I need the records below retyped exactly.

Page and application data records

○ ○ ○ ○

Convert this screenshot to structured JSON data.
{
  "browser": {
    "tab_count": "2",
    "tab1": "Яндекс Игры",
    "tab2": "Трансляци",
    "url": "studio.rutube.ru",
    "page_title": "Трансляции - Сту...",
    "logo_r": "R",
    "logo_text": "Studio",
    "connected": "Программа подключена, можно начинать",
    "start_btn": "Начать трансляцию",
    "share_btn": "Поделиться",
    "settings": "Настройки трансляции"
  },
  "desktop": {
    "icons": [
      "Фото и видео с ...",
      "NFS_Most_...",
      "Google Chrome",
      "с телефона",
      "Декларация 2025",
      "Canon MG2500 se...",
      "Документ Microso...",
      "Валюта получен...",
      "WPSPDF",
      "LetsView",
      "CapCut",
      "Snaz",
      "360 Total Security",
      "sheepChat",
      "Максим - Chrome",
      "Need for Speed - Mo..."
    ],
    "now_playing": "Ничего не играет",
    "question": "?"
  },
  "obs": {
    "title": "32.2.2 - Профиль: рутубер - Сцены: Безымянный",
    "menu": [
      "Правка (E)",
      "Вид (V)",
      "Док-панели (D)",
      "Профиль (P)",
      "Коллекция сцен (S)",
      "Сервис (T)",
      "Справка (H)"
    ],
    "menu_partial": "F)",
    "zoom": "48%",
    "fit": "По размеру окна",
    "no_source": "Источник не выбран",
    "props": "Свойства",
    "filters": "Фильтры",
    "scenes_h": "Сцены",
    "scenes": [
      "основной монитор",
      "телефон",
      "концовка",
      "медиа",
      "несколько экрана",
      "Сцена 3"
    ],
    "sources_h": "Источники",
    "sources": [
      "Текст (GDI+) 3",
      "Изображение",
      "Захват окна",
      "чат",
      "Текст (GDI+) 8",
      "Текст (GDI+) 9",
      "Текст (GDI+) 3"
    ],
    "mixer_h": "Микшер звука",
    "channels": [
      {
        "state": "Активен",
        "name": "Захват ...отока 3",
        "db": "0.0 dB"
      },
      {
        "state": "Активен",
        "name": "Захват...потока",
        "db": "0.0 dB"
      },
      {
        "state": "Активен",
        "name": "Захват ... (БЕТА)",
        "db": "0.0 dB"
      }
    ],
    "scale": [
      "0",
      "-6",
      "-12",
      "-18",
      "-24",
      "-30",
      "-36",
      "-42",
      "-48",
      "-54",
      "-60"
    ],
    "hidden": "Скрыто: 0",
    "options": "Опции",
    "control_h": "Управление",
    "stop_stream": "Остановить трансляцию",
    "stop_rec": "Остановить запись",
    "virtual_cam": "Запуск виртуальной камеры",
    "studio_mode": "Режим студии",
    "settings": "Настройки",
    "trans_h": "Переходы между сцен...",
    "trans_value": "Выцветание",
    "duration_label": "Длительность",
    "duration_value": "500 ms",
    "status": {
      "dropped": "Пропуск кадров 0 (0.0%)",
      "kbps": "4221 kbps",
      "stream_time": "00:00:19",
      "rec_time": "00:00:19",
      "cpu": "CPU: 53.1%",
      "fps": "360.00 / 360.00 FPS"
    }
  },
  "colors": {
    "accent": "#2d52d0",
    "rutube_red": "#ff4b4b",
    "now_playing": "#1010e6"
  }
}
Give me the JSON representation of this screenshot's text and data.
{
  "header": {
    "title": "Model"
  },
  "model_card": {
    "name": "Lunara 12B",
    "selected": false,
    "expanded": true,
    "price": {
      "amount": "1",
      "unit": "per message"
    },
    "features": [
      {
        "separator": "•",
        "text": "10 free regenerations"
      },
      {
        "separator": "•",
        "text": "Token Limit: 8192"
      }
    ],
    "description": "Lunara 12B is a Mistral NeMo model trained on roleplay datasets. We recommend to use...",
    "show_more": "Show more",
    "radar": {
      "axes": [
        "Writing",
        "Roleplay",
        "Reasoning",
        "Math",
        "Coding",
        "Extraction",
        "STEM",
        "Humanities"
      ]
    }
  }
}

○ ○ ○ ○

▸ **Output of the exercise**:
Convert this screenshot to structured JSON data.
{
  "browser": {
    "tab_count": "2",
    "tab1": "Яндекс Игры",
    "tab2": "Трансляци",
    "url": "studio.rutube.ru",
    "page_title": "Трансляции - Сту...",
    "logo_r": "R",
    "logo_text": "Studio",
    "connected": "Программа подключена, можно начинать",
    "start_btn": "Начать трансляцию",
    "share_btn": "Поделиться",
    "settings": "Настройки трансляции"
  },
  "desktop": {
    "icons": [
      "Фото и видео с ...",
      "NFS_Most_...",
      "Google Chrome",
      "с телефона",
      "Декларация 2025",
      "Canon MG2500 se...",
      "Документ Microso...",
      "Валюта получен...",
      "WPSPDF",
      "LetsView",
      "CapCut",
      "Snaz",
      "360 Total Security",
      "sheepChat",
      "Максим - Chrome",
      "Need for Speed - Mo..."
    ],
    "now_playing": "Ничего не играет",
    "question": "?"
  },
  "obs": {
    "title": "32.2.2 - Профиль: рутубер - Сцены: Безымянный",
    "menu": [
      "Правка (E)",
      "Вид (V)",
      "Док-панели (D)",
      "Профиль (P)",
      "Коллекция сцен (S)",
      "Сервис (T)",
      "Справка (H)"
    ],
    "menu_partial": "F)",
    "zoom": "48%",
    "fit": "По размеру окна",
    "no_source": "Источник не выбран",
    "props": "Свойства",
    "filters": "Фильтры",
    "scenes_h": "Сцены",
    "scenes": [
      "основной монитор",
      "телефон",
      "концовка",
      "медиа",
      "несколько экрана",
      "Сцена 3"
    ],
    "sources_h": "Источники",
    "sources": [
      "Текст (GDI+) 3",
      "Изображение",
      "Захват окна",
      "чат",
      "Текст (GDI+) 8",
      "Текст (GDI+) 9",
      "Текст (GDI+) 3"
    ],
    "mixer_h": "Микшер звука",
    "channels": [
      {
        "state": "Активен",
        "name": "Захват ...отока 3",
        "db": "0.0 dB"
      },
      {
        "state": "Активен",
        "name": "Захват...потока",
        "db": "0.0 dB"
      },
      {
        "state": "Активен",
        "name": "Захват ... (БЕТА)",
        "db": "0.0 dB"
      }
    ],
    "scale": [
      "0",
      "-6",
      "-12",
      "-18",
      "-24",
      "-30",
      "-36",
      "-42",
      "-48",
      "-54",
      "-60"
    ],
    "hidden": "Скрыто: 0",
    "options": "Опции",
    "control_h": "Управление",
    "stop_stream": "Остановить трансляцию",
    "stop_rec": "Остановить запись",
    "virtual_cam": "Запуск виртуальной камеры",
    "studio_mode": "Режим студии",
    "settings": "Настройки",
    "trans_h": "Переходы между сцен...",
    "trans_value": "Выцветание",
    "duration_label": "Длительность",
    "duration_value": "500 ms",
    "status": {
      "dropped": "Пропуск кадров 0 (0.0%)",
      "kbps": "4221 kbps",
      "stream_time": "00:00:19",
      "rec_time": "00:00:19",
      "cpu": "CPU: 53.1%",
      "fps": "360.00 / 360.00 FPS"
    }
  },
  "colors": {
    "accent": "#2d52d0",
    "rutube_red": "#ff4b4b",
    "now_playing": "#1010e6"
  }
}
Give me the JSON representation of this screenshot's text and data.
{
  "header": {
    "title": "Model"
  },
  "model_card": {
    "name": "Lunara 12B",
    "selected": false,
    "expanded": true,
    "price": {
      "amount": "1",
      "unit": "per message"
    },
    "features": [
      {
        "separator": "•",
        "text": "10 free regenerations"
      },
      {
        "separator": "•",
        "text": "Token Limit: 8192"
      }
    ],
    "description": "Lunara 12B is a Mistral NeMo model trained on roleplay datasets. We recommend to use...",
    "show_more": "Show more",
    "radar": {
      "axes": [
        "Writing",
        "Roleplay",
        "Reasoning",
        "Math",
        "Coding",
        "Extraction",
        "STEM",
        "Humanities"
      ]
    }
  }
}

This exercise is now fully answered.